More than a year after the closing of the 2019 Venice Biennale, the recovered migrant ship remains in the Arsenale, Venice’s historic shipyard and one of the exhibition’s main venues.
The vessel was recovered from the bottom of the Mediterranean by the Italian Navy in June of 2016. The municipality of Augusta then agreed to lend the ship to Büchel if he returns it after one year.
“Starting in November 2019, we have repeatedly asked Christoph Büchel and his gallery Hauser & Wirth, to respect the commitment the artist made to return [the boat] to its owner, the municipality of Augusta in Sicily, which loaned it to Büchel,” the Venice Biennale said in a statement.
Hauser & Wirth has not yet responded to Hyperallergic’s request for comment.
“Unfortunately the Biennale and our municipality are involved in a dispute with Büchel for the return of the boat to Augusta,” the Sicilian town’s mayor, Giuseppe Di Mare, told the Art Newspaper. “We are in constant contact with the director of the Biennale to resolve this matter without resorting to further action.”
The Italian newspaper La Repubblica reported that Büchel is currently involved in a separate legal dispute with the company that shipped the boat from Sicily to Venice. Büchel is reportedly seeking compensation for damages caused to the vessel’s metal cradle during the shipment. According to the report, he unsuccessfully tried to recoup costs from the Biennale’s insurance policy.
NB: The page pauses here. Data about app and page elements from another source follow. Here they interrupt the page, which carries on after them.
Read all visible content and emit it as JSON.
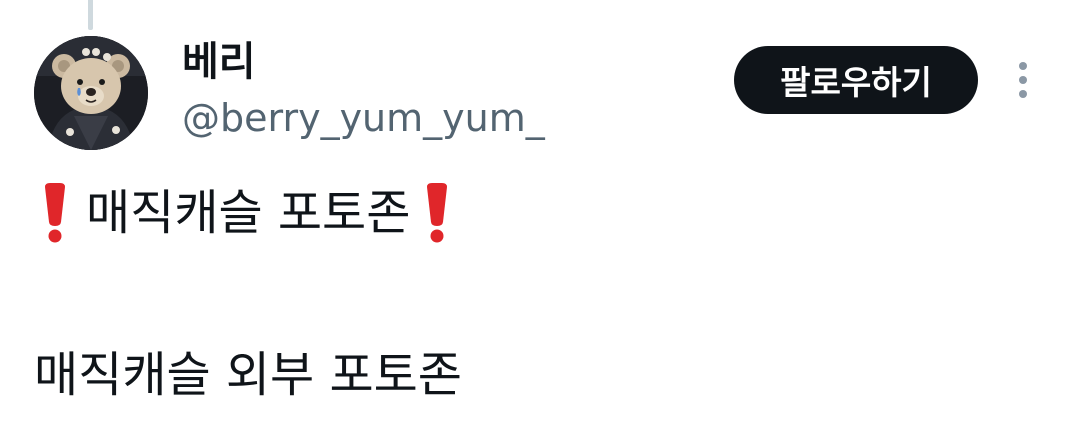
{
  "user": {
    "display_name": "베리",
    "handle": "@berry_yum_yum_",
    "avatar_icon": "teddy-bear-avatar"
  },
  "follow_button": {
    "label": "팔로우하기"
  },
  "more_icon": "more-vertical-icon",
  "tweet": {
    "line1_text": "매직캐슬 포토존",
    "line1_emoji": "red-exclamation-mark",
    "line2_text": "매직캐슬 외부 포토존"
  },
  "colors": {
    "text": "#0f1419",
    "secondary_text": "#536471",
    "button_bg": "#0f1419",
    "button_text": "#ffffff",
    "exclamation": "#e0262a",
    "thread_line": "#cfd9de"
  }
}
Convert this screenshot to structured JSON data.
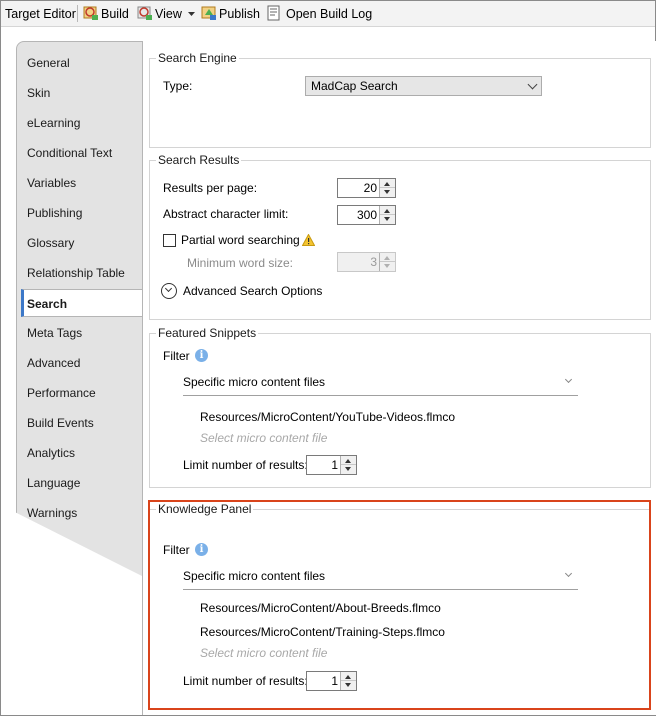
{
  "toolbar": {
    "title": "Target Editor",
    "build": "Build",
    "view": "View",
    "publish": "Publish",
    "open_build_log": "Open Build Log"
  },
  "nav": {
    "items": [
      {
        "label": "General"
      },
      {
        "label": "Skin"
      },
      {
        "label": "eLearning"
      },
      {
        "label": "Conditional Text"
      },
      {
        "label": "Variables"
      },
      {
        "label": "Publishing"
      },
      {
        "label": "Glossary"
      },
      {
        "label": "Relationship Table"
      },
      {
        "label": "Search",
        "active": true
      },
      {
        "label": "Meta Tags"
      },
      {
        "label": "Advanced"
      },
      {
        "label": "Performance"
      },
      {
        "label": "Build Events"
      },
      {
        "label": "Analytics"
      },
      {
        "label": "Language"
      },
      {
        "label": "Warnings"
      }
    ]
  },
  "search_engine": {
    "legend": "Search Engine",
    "type_label": "Type:",
    "type_value": "MadCap Search"
  },
  "search_results": {
    "legend": "Search Results",
    "results_per_page_label": "Results per page:",
    "results_per_page": "20",
    "abstract_limit_label": "Abstract character limit:",
    "abstract_limit": "300",
    "partial_word_label": "Partial word searching",
    "partial_word_checked": false,
    "min_word_size_label": "Minimum word size:",
    "min_word_size": "3",
    "advanced_label": "Advanced Search Options"
  },
  "featured_snippets": {
    "legend": "Featured Snippets",
    "filter_label": "Filter",
    "filter_value": "Specific micro content files",
    "files": [
      "Resources/MicroContent/YouTube-Videos.flmco"
    ],
    "select_hint": "Select micro content file",
    "limit_label": "Limit number of results:",
    "limit_value": "1"
  },
  "knowledge_panel": {
    "legend": "Knowledge Panel",
    "filter_label": "Filter",
    "filter_value": "Specific micro content files",
    "files": [
      "Resources/MicroContent/About-Breeds.flmco",
      "Resources/MicroContent/Training-Steps.flmco"
    ],
    "select_hint": "Select micro content file",
    "limit_label": "Limit number of results:",
    "limit_value": "1"
  },
  "colors": {
    "highlight": "#d9441b",
    "info_icon": "#7ab0e8",
    "active_accent": "#3c78c8"
  },
  "icons": {
    "build": "build-icon",
    "view": "view-icon",
    "publish": "publish-icon",
    "log": "build-log-icon",
    "warning": "warning-icon",
    "info": "info-icon"
  }
}
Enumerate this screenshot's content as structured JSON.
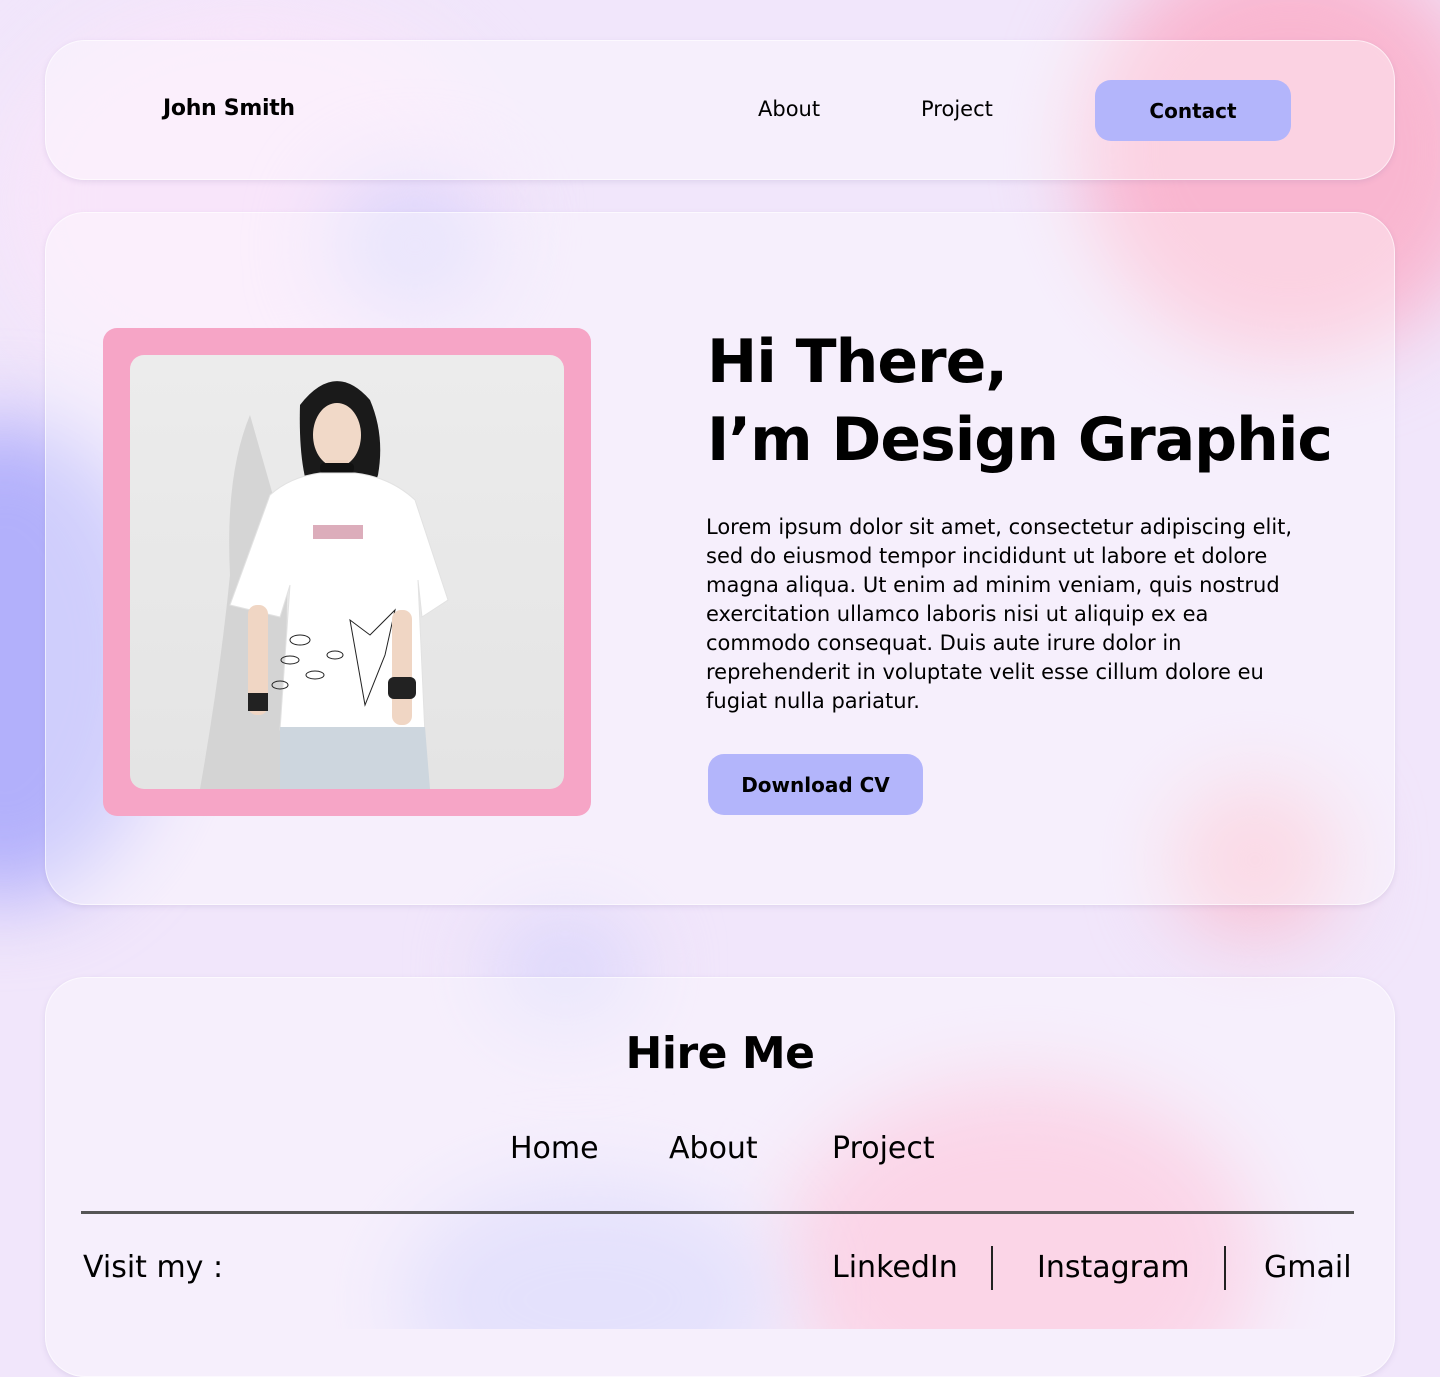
{
  "nav": {
    "brand": "John Smith",
    "links": [
      "About",
      "Project"
    ],
    "contact_label": "Contact"
  },
  "hero": {
    "headline_line1": "Hi There,",
    "headline_line2": "I’m Design Graphic",
    "intro": "Lorem ipsum dolor sit amet, consectetur adipiscing elit, sed do eiusmod tempor incididunt ut labore et dolore magna aliqua. Ut enim ad minim veniam, quis nostrud exercitation ullamco laboris nisi ut aliquip ex ea commodo consequat. Duis aute irure dolor in reprehenderit in voluptate velit esse cillum dolore eu fugiat nulla pariatur.",
    "download_label": "Download CV",
    "photo_icon": "portrait-photo"
  },
  "footer": {
    "title": "Hire Me",
    "links": [
      "Home",
      "About",
      "Project"
    ],
    "visit_label": "Visit my :",
    "social": [
      "LinkedIn",
      "Instagram",
      "Gmail"
    ]
  },
  "colors": {
    "accent_button": "#b3b5fb",
    "photo_frame": "#f6a5c6",
    "background": "#f1e6fb"
  }
}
“Presenting the wrecked ship at the Biennale would never have been permitted had not Christoph Büchel agreed to be responsible for the costs of returning it after the exhibition,” said Ralph Rugoff, the curator of the 2019 Venice Biennale, in a statement to the Art Newspaper. “Christoph spoke often of his desire to bring the boat to Brussels as a way of calling attention to the EU’s role in the immigration crisis, and I certainly hope he finds a way to do this but in the meantime he and his supporters should fulfill his agreement to return the boat to its legal home.”